> Exercise
The required output is all lines below that contain the word "java".

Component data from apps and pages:
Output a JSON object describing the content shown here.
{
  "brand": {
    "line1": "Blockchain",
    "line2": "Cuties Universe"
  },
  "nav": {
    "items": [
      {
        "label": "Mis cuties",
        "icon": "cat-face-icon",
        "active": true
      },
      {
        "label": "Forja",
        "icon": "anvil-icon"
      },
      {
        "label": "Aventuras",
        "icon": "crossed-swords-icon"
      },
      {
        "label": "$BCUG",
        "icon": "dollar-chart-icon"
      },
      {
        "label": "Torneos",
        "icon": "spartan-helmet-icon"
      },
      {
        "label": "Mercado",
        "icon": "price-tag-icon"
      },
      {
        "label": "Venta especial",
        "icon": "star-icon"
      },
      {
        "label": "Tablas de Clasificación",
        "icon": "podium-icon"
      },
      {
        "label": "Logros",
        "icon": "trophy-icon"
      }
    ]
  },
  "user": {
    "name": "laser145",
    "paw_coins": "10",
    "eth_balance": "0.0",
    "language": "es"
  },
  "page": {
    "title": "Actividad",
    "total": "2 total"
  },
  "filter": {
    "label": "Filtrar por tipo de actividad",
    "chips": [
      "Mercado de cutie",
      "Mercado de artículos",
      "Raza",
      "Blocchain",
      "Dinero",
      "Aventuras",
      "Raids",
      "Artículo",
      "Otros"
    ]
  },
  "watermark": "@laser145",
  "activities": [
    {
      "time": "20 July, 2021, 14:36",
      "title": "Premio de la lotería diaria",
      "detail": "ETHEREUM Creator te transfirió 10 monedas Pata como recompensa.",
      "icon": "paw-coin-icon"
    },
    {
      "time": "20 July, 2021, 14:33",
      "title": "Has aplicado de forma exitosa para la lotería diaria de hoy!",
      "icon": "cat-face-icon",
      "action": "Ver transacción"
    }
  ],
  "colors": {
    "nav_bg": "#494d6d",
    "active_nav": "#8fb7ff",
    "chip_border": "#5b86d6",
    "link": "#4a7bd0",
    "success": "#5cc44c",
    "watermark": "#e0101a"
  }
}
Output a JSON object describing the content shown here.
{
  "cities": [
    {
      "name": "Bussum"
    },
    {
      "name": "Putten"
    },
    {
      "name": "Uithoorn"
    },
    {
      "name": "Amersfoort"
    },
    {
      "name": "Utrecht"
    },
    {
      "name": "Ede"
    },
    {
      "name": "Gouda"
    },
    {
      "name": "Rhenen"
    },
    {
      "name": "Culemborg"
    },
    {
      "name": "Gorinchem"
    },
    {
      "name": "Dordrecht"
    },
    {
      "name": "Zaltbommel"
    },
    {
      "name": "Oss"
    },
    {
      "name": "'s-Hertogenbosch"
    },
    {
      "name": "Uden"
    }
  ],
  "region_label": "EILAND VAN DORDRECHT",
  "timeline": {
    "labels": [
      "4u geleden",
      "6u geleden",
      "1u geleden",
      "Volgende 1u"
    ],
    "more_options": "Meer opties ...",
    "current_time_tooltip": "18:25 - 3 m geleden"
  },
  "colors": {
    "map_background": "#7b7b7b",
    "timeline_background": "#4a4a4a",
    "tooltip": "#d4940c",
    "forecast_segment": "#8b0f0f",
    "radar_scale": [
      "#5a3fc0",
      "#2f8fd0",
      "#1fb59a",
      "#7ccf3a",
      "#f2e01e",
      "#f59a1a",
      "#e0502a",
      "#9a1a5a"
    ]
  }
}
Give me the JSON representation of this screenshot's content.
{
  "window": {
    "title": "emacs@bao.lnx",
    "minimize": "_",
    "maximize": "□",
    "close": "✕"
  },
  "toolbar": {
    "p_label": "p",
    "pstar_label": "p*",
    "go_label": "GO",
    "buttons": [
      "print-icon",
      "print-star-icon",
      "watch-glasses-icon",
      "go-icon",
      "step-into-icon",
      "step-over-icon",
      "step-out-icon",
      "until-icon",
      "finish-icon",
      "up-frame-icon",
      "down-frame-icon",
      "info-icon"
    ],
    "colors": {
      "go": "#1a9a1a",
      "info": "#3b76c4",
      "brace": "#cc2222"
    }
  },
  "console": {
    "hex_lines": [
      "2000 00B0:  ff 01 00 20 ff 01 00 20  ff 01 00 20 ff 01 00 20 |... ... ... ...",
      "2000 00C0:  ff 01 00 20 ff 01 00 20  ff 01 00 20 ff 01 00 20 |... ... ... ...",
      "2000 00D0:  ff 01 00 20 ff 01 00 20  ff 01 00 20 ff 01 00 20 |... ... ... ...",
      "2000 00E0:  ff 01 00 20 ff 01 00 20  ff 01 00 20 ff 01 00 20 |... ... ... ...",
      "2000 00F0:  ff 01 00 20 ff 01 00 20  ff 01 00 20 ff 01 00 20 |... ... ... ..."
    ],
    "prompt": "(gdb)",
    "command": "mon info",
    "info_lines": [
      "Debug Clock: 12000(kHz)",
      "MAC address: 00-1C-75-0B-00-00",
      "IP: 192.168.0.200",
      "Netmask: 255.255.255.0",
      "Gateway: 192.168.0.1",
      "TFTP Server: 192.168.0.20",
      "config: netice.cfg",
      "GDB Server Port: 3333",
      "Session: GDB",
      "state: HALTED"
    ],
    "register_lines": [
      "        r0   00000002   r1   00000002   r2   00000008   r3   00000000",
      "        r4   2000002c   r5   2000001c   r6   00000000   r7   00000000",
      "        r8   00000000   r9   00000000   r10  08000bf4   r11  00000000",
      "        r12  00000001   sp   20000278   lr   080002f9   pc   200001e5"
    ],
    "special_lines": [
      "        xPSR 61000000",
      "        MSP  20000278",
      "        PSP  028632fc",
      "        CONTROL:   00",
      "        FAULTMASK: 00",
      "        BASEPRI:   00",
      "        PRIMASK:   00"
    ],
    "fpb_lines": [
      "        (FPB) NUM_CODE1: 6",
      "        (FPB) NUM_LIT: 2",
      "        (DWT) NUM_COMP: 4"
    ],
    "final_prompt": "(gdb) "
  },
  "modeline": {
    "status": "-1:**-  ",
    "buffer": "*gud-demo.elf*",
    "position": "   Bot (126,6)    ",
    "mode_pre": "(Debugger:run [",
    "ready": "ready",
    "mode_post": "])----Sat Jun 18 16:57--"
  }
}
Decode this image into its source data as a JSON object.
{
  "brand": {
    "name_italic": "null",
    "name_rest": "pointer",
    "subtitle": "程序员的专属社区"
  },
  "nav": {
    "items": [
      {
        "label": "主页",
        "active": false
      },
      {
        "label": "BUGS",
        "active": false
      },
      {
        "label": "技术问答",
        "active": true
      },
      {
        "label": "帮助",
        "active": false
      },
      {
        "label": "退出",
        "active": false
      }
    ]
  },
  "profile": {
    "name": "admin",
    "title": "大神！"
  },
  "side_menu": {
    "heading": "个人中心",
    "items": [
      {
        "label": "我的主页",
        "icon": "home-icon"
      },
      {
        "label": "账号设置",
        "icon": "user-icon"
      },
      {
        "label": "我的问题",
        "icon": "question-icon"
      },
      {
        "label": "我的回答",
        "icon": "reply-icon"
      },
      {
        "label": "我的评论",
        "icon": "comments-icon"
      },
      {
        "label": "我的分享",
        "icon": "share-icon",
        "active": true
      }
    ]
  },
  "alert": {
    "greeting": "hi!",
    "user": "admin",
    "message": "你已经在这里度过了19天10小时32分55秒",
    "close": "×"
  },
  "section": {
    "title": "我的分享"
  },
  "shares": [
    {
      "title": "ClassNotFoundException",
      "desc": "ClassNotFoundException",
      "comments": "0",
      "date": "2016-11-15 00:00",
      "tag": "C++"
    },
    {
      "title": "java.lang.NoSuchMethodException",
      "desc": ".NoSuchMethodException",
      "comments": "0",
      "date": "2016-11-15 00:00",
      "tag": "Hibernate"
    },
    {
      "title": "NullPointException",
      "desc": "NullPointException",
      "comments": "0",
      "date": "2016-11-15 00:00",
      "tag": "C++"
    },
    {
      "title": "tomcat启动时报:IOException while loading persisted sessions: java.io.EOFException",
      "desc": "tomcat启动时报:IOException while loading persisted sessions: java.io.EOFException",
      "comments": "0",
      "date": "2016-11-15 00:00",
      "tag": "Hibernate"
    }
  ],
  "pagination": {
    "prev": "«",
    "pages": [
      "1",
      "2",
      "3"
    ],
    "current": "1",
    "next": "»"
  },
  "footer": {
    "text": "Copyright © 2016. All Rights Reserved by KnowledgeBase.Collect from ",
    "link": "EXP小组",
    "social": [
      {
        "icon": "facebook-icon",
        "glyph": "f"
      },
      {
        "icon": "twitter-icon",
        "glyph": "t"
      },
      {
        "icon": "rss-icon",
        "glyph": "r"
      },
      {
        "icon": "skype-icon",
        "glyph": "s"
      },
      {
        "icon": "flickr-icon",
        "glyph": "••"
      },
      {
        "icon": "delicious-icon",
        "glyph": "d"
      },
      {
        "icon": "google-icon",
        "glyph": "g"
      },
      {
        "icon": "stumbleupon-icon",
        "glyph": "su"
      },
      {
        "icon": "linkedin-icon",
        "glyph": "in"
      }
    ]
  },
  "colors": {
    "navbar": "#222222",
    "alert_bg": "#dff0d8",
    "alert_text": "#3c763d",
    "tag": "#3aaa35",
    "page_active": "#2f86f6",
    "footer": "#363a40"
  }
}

> Written answer
      "title": "java.lang.NoSuchMethodException",
      "title": "tomcat启动时报:IOException while loading persisted sessions: java.io.EOFException",
      "desc": "tomcat启动时报:IOException while loading persisted sessions: java.io.EOFException",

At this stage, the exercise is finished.